=== Begin Enclosure ===
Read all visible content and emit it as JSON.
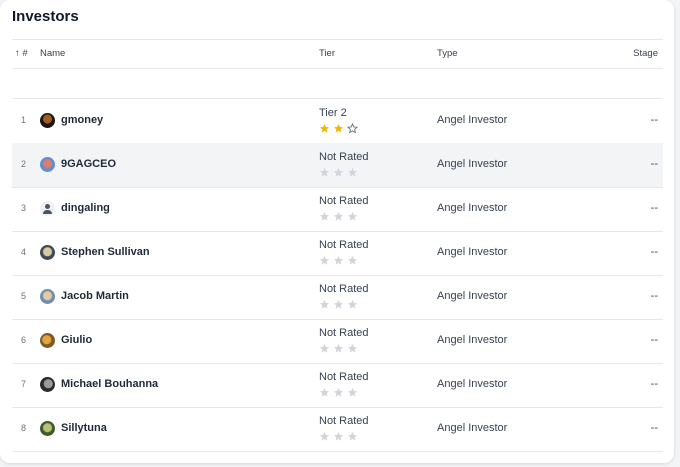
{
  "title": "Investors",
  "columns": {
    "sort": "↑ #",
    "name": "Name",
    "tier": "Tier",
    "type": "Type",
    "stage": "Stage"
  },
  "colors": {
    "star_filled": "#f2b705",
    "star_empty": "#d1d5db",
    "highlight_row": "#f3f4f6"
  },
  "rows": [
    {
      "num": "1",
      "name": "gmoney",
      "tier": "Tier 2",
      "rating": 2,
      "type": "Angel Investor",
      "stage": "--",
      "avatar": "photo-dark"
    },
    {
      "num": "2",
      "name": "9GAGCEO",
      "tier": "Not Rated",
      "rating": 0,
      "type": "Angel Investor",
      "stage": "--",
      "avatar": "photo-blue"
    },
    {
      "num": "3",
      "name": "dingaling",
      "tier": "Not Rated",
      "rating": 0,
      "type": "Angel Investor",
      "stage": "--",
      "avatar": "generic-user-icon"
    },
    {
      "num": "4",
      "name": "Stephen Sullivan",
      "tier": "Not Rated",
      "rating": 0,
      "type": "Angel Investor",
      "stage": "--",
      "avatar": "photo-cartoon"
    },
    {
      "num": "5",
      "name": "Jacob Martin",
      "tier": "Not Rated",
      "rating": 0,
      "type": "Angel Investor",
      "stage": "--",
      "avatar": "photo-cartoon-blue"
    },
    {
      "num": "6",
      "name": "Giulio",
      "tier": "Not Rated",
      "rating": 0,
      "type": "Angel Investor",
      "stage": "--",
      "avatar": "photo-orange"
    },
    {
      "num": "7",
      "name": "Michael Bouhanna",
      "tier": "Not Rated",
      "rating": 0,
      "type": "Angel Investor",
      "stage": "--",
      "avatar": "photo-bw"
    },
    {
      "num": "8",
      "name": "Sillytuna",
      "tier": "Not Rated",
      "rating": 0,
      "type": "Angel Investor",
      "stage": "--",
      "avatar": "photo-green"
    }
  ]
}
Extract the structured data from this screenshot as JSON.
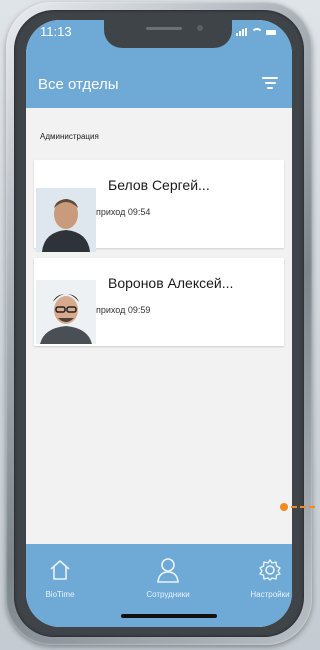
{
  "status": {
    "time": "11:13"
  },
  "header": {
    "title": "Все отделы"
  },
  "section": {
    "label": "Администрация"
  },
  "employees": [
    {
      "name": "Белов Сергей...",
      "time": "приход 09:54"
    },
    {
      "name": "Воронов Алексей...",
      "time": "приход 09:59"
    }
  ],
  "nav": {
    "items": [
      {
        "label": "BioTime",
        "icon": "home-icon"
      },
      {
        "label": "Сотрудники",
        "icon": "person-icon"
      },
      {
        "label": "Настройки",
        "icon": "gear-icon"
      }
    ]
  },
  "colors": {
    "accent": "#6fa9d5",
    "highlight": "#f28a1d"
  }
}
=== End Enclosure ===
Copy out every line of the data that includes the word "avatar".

» SOLUTION TO THIS PROBLEM
      "avatar": "photo-dark"
      "avatar": "photo-blue"
      "avatar": "generic-user-icon"
      "avatar": "photo-cartoon"
      "avatar": "photo-cartoon-blue"
      "avatar": "photo-orange"
      "avatar": "photo-bw"
      "avatar": "photo-green"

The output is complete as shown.